• [Required action] Show every line from the entries that follow which holds the word "をご覧ください".

[Opening Data records section]

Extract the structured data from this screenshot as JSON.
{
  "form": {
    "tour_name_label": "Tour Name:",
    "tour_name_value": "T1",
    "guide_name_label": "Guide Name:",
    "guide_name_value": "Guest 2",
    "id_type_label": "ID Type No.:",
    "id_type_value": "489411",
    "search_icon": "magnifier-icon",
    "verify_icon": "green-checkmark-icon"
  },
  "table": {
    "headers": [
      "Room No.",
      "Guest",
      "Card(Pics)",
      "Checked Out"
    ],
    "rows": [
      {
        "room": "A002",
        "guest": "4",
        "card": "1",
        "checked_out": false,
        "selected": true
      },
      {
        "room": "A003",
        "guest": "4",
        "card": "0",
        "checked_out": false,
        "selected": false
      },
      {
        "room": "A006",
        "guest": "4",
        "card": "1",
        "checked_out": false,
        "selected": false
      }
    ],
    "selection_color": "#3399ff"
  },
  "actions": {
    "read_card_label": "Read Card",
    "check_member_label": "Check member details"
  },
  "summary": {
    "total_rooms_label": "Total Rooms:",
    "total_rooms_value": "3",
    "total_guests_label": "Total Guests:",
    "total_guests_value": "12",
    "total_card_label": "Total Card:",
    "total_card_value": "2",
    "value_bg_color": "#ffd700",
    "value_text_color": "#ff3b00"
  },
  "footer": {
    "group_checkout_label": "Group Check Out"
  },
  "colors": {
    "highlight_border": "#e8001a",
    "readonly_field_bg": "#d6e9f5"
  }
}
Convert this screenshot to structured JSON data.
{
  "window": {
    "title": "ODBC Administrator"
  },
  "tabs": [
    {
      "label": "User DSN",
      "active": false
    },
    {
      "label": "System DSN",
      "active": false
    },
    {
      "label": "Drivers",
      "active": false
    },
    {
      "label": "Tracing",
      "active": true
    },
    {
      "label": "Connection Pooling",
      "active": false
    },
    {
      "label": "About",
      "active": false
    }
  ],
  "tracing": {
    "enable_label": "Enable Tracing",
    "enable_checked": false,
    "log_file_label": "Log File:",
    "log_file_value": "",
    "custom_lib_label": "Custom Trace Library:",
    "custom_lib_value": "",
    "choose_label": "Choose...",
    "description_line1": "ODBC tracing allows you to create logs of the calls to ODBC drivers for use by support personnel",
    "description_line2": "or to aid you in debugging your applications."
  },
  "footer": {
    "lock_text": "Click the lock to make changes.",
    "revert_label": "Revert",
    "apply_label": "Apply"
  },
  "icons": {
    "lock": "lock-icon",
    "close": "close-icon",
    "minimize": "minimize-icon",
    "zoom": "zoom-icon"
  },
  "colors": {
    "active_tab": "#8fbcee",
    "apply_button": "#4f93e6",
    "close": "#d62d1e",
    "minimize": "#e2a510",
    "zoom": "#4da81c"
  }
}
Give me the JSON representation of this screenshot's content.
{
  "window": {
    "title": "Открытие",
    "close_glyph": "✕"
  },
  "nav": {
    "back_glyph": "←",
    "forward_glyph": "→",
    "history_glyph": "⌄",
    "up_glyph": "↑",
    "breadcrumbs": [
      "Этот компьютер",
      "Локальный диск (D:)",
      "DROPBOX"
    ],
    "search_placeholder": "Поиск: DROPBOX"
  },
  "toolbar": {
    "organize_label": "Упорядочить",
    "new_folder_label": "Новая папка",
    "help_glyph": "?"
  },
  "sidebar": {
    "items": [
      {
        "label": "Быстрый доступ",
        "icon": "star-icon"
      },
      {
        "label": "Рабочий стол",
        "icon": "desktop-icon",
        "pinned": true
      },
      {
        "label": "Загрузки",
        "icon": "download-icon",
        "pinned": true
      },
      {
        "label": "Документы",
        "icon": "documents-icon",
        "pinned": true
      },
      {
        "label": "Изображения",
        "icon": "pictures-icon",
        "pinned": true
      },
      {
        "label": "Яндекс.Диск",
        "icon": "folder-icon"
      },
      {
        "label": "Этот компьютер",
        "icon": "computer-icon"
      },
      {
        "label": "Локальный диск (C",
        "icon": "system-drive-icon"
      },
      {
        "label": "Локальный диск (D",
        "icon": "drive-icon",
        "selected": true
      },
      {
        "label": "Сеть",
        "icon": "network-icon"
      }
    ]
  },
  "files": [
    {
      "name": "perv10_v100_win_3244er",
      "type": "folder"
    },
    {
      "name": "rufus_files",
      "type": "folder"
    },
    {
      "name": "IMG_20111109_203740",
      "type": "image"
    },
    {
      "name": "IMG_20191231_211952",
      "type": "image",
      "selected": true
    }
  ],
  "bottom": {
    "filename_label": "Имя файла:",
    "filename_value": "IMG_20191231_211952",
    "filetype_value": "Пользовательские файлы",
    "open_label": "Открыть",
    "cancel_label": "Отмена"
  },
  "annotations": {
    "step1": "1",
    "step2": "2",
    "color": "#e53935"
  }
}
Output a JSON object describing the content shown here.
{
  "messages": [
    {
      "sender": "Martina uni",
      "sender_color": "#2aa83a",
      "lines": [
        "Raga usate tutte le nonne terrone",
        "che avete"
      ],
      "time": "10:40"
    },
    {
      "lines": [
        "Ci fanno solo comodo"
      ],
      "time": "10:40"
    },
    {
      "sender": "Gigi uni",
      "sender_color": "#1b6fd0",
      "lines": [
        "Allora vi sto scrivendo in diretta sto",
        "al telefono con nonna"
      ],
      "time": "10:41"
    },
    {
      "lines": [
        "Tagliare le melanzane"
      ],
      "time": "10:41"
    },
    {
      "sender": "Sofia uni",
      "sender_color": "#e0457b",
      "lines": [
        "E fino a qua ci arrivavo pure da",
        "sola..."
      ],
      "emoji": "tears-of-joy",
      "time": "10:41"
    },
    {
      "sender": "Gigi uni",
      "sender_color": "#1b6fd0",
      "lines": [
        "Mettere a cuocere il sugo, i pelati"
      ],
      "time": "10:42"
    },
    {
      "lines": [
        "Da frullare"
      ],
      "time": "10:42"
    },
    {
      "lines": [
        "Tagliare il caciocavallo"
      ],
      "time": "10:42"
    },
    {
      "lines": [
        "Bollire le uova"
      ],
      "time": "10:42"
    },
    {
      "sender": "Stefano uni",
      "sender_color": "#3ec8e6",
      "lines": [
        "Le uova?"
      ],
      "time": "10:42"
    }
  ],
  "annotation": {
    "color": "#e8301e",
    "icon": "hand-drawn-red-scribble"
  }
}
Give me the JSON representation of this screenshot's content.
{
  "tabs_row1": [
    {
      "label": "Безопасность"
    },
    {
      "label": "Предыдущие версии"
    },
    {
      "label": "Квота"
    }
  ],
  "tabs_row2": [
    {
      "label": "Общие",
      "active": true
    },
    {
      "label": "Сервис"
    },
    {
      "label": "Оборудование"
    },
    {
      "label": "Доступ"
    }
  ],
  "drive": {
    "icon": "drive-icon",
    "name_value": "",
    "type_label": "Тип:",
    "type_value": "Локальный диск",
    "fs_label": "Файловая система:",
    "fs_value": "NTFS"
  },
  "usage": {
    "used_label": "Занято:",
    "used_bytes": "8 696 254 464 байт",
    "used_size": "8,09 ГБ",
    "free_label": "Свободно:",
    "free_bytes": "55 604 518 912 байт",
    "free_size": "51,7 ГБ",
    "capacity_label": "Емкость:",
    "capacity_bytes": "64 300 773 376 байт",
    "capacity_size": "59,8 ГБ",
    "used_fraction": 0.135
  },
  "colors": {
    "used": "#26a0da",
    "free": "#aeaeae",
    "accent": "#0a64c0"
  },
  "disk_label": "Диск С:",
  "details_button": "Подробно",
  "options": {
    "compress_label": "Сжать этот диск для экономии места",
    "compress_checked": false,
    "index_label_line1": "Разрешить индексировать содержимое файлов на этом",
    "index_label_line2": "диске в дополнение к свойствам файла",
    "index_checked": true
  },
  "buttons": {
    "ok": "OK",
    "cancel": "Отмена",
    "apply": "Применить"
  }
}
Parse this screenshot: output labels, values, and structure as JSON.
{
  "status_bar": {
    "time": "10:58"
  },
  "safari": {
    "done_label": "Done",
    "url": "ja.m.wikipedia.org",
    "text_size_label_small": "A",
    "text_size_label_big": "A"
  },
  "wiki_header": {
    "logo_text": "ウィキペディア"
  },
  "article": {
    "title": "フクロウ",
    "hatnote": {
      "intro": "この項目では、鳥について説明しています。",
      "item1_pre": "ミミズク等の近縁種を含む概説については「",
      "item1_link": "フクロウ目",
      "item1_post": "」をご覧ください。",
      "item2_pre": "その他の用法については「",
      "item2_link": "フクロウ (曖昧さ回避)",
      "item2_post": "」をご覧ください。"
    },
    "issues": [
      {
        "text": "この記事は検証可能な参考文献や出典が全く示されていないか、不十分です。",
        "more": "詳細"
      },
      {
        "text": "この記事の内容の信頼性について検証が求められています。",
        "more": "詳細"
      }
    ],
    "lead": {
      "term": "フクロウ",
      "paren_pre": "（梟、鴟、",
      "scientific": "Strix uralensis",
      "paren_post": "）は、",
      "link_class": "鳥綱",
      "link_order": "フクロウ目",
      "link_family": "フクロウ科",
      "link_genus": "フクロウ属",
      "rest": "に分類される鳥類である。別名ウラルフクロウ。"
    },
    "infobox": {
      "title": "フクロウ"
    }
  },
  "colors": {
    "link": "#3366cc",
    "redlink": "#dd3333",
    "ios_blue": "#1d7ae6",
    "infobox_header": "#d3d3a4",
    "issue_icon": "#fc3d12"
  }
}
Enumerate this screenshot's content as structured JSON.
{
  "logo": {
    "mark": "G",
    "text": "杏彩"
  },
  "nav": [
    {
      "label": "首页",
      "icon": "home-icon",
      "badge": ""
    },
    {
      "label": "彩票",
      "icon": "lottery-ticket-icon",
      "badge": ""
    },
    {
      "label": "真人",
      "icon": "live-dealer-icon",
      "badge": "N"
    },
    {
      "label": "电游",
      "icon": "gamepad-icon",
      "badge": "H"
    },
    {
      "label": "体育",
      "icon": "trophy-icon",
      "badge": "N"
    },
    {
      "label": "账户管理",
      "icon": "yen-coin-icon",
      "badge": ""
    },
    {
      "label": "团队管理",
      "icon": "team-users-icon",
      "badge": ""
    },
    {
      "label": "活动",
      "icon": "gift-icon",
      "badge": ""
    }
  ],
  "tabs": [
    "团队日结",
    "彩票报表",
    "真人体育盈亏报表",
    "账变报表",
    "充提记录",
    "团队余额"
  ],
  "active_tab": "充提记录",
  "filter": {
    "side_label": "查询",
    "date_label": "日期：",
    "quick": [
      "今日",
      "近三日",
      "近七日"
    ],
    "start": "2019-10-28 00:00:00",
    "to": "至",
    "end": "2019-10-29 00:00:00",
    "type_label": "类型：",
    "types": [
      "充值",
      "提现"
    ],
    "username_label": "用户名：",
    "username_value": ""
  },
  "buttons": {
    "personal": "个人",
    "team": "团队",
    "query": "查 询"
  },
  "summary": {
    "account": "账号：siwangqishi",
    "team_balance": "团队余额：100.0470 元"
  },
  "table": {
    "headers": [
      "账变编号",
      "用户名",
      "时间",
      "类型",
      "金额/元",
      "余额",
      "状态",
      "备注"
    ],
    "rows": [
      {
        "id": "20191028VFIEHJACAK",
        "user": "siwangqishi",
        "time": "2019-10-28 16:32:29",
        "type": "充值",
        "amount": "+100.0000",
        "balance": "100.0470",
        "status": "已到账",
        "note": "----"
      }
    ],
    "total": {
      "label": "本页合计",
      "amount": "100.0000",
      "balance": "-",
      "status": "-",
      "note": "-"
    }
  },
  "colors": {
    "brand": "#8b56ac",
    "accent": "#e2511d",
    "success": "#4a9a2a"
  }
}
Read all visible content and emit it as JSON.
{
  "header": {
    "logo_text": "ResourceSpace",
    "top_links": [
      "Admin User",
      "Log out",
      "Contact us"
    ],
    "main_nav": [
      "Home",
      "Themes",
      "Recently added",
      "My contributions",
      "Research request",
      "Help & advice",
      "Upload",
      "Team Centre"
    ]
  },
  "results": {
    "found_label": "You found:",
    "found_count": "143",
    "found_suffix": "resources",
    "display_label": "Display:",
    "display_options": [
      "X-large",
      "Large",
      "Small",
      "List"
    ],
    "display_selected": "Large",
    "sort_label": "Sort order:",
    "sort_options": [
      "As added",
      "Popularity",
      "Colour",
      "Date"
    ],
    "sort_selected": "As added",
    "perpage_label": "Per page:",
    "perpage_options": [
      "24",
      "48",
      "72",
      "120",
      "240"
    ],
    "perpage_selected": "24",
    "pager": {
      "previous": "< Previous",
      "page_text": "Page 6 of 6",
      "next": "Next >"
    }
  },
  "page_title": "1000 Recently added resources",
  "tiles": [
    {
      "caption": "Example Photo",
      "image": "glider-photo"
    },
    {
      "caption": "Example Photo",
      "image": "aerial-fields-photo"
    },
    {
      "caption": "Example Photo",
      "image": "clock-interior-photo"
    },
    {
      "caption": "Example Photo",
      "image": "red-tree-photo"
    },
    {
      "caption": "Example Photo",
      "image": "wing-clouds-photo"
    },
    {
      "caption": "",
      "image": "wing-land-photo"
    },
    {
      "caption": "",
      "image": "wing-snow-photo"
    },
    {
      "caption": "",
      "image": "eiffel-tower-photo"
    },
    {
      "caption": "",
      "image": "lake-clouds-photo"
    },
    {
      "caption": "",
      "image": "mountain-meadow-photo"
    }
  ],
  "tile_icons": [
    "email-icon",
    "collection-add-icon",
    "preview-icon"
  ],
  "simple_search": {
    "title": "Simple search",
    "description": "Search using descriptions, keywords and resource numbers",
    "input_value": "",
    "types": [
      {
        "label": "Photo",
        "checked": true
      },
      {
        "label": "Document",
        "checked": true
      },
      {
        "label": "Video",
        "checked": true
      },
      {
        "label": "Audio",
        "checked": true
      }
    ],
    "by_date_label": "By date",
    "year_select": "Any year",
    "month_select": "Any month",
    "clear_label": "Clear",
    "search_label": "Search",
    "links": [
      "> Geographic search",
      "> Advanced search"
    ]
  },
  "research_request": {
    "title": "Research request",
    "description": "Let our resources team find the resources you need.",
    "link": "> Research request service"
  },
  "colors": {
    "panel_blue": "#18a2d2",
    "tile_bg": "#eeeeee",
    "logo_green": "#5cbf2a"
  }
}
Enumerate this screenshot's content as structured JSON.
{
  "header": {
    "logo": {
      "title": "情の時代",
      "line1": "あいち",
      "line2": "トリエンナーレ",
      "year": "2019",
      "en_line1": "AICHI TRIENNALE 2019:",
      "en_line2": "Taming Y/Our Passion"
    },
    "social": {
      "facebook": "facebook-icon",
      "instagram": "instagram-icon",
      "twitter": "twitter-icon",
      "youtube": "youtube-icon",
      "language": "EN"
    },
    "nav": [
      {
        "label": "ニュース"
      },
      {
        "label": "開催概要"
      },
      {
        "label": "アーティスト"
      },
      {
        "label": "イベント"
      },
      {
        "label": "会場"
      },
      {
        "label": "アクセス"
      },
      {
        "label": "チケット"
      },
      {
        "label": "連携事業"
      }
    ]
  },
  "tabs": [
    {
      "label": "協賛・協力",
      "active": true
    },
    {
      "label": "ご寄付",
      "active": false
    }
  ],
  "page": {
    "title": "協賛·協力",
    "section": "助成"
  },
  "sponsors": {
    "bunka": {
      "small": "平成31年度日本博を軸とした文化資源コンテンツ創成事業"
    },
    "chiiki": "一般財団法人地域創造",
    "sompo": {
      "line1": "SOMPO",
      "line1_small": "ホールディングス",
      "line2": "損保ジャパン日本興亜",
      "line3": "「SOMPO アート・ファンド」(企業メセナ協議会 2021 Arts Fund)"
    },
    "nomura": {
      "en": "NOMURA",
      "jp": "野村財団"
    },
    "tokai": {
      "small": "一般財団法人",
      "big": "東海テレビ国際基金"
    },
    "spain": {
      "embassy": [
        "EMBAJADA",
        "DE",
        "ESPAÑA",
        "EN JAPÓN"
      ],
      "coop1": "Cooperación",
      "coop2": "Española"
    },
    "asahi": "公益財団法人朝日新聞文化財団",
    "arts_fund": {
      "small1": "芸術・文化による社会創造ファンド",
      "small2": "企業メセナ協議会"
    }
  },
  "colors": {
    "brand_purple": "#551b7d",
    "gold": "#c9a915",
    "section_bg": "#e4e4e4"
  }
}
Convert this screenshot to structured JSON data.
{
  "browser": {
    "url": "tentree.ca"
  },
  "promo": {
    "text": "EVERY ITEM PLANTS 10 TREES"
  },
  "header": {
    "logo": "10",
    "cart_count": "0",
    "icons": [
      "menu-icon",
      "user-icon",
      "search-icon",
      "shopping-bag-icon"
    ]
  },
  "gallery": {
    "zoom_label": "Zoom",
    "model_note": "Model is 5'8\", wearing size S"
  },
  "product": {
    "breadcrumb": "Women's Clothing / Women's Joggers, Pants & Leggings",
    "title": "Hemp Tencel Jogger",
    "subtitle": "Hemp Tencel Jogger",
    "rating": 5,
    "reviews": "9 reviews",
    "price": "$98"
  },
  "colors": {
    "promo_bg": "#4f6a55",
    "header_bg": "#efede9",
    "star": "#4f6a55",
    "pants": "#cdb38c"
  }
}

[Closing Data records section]

• [Solution for this problem]
      "item1_post": "」をご覧ください。",
      "item2_post": "」をご覧ください。"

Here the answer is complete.